> Working data
┄┄┄┄┄┄┄┄┄┄┄┄┄┄┄┄┄┄┄┄

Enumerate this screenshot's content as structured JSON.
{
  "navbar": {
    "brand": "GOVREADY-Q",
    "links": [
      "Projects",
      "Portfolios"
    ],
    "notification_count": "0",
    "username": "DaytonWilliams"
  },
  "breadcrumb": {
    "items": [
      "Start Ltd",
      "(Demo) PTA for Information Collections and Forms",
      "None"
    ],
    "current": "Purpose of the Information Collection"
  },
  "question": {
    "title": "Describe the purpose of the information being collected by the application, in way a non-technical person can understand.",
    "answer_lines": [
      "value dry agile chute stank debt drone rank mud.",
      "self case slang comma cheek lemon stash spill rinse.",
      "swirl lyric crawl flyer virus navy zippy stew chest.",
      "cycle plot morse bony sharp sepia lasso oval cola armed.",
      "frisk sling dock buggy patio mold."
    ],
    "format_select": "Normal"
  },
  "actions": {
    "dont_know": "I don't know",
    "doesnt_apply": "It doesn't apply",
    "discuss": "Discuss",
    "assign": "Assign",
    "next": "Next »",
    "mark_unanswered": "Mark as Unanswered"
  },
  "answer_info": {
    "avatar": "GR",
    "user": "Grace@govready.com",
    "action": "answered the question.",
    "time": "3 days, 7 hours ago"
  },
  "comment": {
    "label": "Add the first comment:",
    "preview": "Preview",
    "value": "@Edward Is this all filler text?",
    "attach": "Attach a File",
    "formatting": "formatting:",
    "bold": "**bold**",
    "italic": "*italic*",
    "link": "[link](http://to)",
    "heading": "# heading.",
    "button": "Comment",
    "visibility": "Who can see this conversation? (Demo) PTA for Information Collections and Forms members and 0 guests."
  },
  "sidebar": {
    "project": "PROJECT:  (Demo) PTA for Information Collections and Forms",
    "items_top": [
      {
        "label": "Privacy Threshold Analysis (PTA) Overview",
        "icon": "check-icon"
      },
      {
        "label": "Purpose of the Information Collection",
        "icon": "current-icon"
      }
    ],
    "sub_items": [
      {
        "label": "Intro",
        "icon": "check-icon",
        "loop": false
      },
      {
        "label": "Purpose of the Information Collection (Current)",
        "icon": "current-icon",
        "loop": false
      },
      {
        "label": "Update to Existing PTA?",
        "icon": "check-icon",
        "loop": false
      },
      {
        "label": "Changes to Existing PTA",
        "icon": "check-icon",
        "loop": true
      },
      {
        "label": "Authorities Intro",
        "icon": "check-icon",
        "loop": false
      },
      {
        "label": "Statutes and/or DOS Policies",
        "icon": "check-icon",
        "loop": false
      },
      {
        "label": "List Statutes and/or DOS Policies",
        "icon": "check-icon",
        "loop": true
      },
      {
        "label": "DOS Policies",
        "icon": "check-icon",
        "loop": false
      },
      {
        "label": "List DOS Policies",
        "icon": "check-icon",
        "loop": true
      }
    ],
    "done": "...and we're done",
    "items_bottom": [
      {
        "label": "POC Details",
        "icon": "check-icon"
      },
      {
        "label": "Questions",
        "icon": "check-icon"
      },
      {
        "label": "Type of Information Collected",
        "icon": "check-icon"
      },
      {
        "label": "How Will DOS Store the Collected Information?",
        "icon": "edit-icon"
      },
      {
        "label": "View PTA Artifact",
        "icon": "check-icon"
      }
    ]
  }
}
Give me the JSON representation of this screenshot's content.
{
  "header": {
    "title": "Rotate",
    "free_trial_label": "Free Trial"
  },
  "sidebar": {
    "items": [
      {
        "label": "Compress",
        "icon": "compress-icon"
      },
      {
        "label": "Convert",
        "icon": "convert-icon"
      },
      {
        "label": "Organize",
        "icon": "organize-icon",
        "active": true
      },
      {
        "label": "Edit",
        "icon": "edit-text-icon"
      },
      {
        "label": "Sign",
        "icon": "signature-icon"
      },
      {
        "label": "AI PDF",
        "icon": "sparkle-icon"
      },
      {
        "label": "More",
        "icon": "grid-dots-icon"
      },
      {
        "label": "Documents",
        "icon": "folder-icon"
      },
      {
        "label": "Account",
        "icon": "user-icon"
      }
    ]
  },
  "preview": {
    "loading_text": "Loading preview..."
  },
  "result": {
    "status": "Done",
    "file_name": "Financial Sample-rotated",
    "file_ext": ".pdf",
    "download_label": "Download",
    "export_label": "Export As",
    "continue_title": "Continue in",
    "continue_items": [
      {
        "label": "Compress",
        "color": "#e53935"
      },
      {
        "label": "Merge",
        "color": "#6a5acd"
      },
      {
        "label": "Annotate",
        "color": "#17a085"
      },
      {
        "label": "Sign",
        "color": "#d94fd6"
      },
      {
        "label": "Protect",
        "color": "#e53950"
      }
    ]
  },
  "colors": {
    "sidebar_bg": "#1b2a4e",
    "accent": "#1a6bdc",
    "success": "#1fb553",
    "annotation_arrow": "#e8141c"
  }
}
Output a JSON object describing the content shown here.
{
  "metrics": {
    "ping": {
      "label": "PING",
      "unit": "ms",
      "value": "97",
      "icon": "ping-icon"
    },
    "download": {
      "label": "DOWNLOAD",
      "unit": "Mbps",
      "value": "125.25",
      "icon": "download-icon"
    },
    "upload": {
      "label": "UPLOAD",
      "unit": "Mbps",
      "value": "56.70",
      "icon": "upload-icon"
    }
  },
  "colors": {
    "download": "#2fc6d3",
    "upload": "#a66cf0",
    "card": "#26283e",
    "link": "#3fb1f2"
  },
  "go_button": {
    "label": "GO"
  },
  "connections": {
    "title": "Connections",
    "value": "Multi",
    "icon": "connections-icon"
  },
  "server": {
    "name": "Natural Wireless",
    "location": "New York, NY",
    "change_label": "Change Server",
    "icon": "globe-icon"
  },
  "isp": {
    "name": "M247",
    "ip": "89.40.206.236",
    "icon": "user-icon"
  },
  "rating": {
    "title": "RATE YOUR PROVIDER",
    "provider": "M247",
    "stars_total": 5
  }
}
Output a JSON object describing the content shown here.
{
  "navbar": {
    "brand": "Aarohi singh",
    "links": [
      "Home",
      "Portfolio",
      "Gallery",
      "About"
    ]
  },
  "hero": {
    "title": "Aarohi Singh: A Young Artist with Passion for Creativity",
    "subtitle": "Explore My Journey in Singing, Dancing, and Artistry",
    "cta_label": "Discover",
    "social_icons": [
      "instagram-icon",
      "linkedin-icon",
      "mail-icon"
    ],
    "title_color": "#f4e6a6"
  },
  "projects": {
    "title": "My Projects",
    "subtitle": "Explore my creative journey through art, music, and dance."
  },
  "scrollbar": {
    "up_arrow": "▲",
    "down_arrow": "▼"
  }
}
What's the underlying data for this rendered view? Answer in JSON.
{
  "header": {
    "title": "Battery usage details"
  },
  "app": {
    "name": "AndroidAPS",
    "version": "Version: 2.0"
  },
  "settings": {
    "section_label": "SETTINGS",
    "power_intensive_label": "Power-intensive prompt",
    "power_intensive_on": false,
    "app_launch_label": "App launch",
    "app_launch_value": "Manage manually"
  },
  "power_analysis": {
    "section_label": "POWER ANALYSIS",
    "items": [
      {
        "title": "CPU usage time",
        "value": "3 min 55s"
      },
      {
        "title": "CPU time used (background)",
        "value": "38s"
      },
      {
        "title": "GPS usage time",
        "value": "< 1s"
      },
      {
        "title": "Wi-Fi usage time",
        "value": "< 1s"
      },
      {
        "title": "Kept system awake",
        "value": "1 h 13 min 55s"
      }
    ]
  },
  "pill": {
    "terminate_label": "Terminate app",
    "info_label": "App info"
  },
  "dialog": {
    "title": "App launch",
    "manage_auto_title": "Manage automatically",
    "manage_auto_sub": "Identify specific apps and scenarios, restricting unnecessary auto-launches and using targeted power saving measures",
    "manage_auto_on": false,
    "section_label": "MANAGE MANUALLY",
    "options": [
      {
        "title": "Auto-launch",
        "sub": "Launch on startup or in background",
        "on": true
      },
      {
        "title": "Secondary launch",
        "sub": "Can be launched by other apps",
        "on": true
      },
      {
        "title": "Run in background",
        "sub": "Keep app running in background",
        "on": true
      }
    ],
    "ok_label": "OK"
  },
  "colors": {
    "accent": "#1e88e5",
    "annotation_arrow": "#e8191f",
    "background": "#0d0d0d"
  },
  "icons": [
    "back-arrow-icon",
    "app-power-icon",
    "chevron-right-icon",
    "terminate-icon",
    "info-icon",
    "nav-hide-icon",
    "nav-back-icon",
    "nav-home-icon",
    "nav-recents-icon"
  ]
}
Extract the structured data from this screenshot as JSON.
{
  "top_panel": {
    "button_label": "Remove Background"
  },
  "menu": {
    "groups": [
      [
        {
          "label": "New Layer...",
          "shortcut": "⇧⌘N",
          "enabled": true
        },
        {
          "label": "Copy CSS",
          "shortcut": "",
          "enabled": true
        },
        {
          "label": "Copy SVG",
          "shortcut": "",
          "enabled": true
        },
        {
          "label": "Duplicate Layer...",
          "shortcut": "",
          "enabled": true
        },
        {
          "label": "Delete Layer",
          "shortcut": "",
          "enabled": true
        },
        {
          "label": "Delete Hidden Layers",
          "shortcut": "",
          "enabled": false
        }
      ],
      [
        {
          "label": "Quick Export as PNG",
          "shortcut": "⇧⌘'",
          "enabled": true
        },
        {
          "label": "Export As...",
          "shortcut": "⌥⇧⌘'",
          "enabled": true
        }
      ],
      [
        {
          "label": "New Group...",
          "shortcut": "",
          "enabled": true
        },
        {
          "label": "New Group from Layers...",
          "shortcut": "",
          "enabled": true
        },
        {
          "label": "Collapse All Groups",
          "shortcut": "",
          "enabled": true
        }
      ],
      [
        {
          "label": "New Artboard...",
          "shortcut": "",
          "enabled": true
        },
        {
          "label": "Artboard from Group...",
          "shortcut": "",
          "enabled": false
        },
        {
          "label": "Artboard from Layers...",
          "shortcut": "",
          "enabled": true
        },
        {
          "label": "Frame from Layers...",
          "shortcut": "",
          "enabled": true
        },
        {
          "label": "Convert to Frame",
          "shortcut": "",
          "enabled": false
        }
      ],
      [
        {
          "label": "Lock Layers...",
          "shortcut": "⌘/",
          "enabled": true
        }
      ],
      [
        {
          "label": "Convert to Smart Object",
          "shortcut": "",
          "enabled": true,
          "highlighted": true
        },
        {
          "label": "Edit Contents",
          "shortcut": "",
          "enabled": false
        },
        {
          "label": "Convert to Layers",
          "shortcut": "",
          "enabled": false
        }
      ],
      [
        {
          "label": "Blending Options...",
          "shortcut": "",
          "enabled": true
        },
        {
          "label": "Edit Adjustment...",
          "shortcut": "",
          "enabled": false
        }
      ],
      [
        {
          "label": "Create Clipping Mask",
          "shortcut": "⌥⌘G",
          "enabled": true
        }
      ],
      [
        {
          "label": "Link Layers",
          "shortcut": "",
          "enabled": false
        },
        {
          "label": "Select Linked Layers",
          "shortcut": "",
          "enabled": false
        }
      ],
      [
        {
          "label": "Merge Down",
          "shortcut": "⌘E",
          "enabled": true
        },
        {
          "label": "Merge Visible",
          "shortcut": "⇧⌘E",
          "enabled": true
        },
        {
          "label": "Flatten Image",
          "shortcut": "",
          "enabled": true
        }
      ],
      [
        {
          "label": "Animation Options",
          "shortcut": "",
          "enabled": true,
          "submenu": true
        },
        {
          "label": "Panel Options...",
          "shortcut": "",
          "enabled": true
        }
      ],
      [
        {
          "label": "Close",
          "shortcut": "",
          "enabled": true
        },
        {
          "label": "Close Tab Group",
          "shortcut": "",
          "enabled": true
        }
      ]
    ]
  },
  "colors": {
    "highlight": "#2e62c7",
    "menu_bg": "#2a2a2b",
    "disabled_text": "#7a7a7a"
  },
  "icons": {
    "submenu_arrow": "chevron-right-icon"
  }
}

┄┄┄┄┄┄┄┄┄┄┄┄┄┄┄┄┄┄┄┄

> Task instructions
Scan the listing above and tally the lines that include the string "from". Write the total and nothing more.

> Output below
5